Hanging around during 0g

Parabolic flight 2015


We have attended the safety briefing, now nothing stands in the way of our flight!


Welcome cocktail in the evening after the safety briefing


Last preparations in the aircraft


After the deployment

Due to the nature of our experiment, which could be executed only once, we also could have some fun:


© Neil Melville/ESA
A few fun parabolas in the free float area (only there it is allowed to fly freely)

Furthermore I flew again on Dec. 6, as a test person for the 2017 "Fly your Thesis!" student group VESTAND. In this test the contribution of gravity to the perception of self-motion and standing balance responses evoked by electrical vestibular stimulation were investigated. The perception of a self-motion was tested in 1g, 2g and 0g conditions, and in the 2nd part of the test the reactions of the calf muscles during a standing balance test, unloaded at 1g and 2g, and then also at 1g and 0g with an additional spring load, same as own body weight to recreate a 1g load in 0g.


© Novespace
In the unloaded standing test (at 2g)


© Novespace

It was a very interesting experiment and I didn't think it would be so much fun taking part. In particular the perception trial was totally relaxing, especially just laying or better, floating and being able to just feel how it is. And also with the additional movement sensation from the stimulation, as if you get moved by someone while in 0g, but without any touch.
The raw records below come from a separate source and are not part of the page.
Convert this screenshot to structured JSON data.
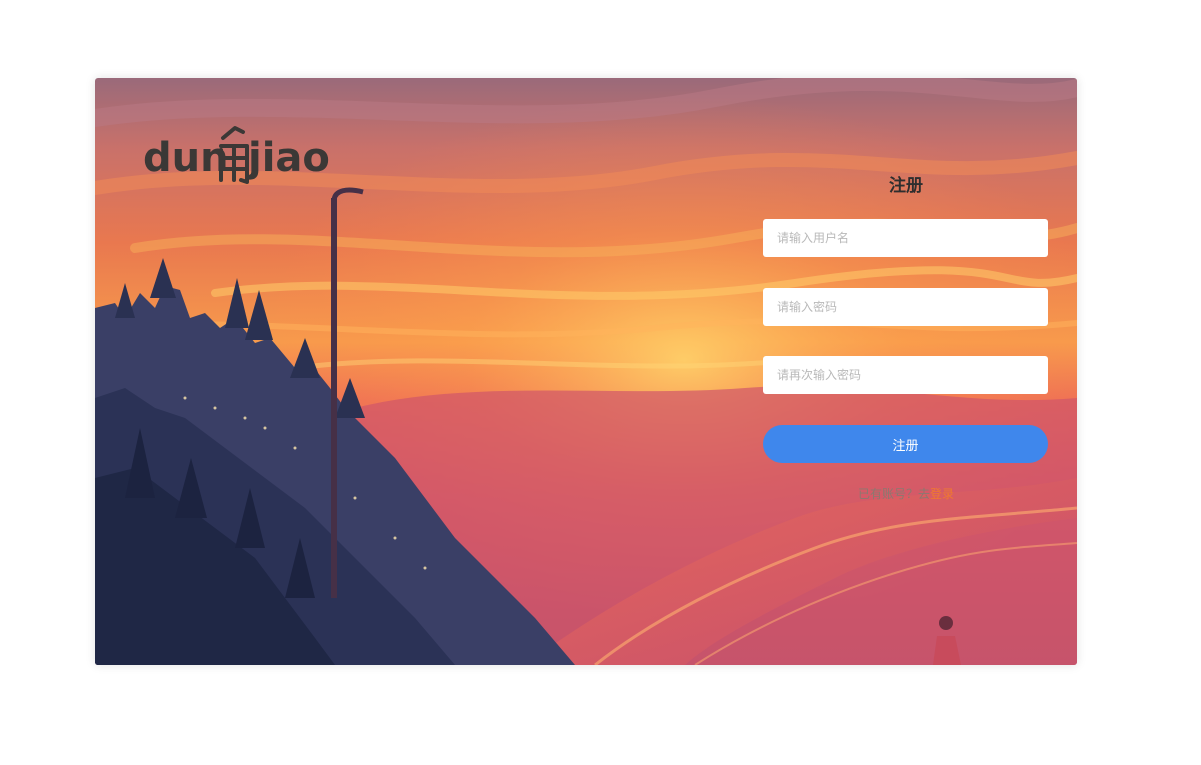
{
  "logo": {
    "left_text": "dun",
    "glyph": "角",
    "right_text": "jiao"
  },
  "register_form": {
    "title": "注册",
    "username_placeholder": "请输入用户名",
    "password_placeholder": "请输入密码",
    "confirm_placeholder": "请再次输入密码",
    "submit_label": "注册",
    "have_account_text": "已有账号？去",
    "login_link_label": "登录"
  },
  "colors": {
    "submit_button": "#3f87ec",
    "login_link": "#f07a2e",
    "sky_top": "#9a6a7a",
    "sky_glow": "#f7a24c",
    "hills": "#2f3a5c"
  }
}
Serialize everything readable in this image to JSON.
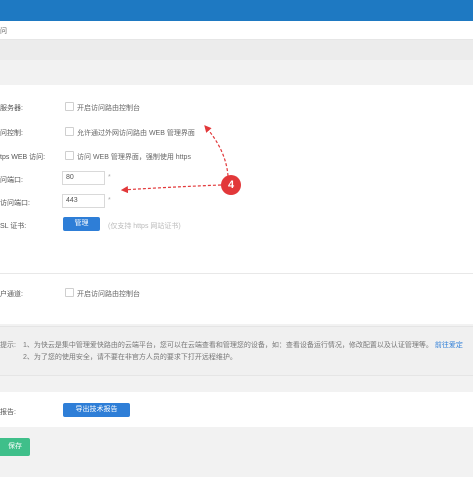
{
  "breadcrumb": "问",
  "remote": {
    "label_server": "服务器:",
    "open_console": "开启访问路由控制台",
    "label_access": "问控制:",
    "allow_web": "允许通过外网访问路由 WEB 管理界面",
    "label_https": "tps WEB 访问:",
    "force_https": "访问 WEB 管理界面，强制使用 https",
    "label_port": "问端口:",
    "port_value": "80",
    "label_https_port": "访问端口:",
    "https_port_value": "443",
    "label_ssl": "SL 证书:",
    "manage_btn": "管理",
    "ssl_hint": "(仅支持 https 网站证书)",
    "required_mark": "*"
  },
  "annotation": {
    "number": "4",
    "color": "#e2383a"
  },
  "channel": {
    "label": "户通道:",
    "open_console": "开启访问路由控制台"
  },
  "tips": {
    "prefix": "提示:",
    "line1": "1、为快云是集中管理爱快路由的云端平台，您可以在云端查看和管理您的设备，如：查看设备运行情况，修改配置以及认证管理等。",
    "line1_link": "前往爱定",
    "line2": "2、为了您的使用安全，请不要在非官方人员的要求下打开远程维护。"
  },
  "report": {
    "label": "报告:",
    "export_btn": "导出技术报告"
  },
  "save_label": "保存",
  "colors": {
    "accent": "#2e7ed7",
    "topbar": "#1e79c2",
    "save": "#3fbf8a"
  }
}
Also, getting 7 parabolas to just hang around in the unloaded standing trial, since there no test could be performed.

Originally I thought that I would not notice weightlessness when at the same time the body system is fooled into feeling another movement, but this is not the case. Because weightlessness is something that does not simply come from outside, no, it is something that can be felt within the body and becomes part of oneself.

Not to forget the Flashbacks after the flight, which I then always have. But this time it was or better is possible for me exceptionally well to even recall these floating feelings on purpose. What is really nice, I now call this the "zero-g smile" ;-). Unfortunately to this date no one could yet explain why this is possible.

Also here is another call from the student group BrainFly, which is about dreams in concurrence with parabolic (zero-g) flights. Whoever has been on such a flight and wants to participate, please click here. They appreciate your help.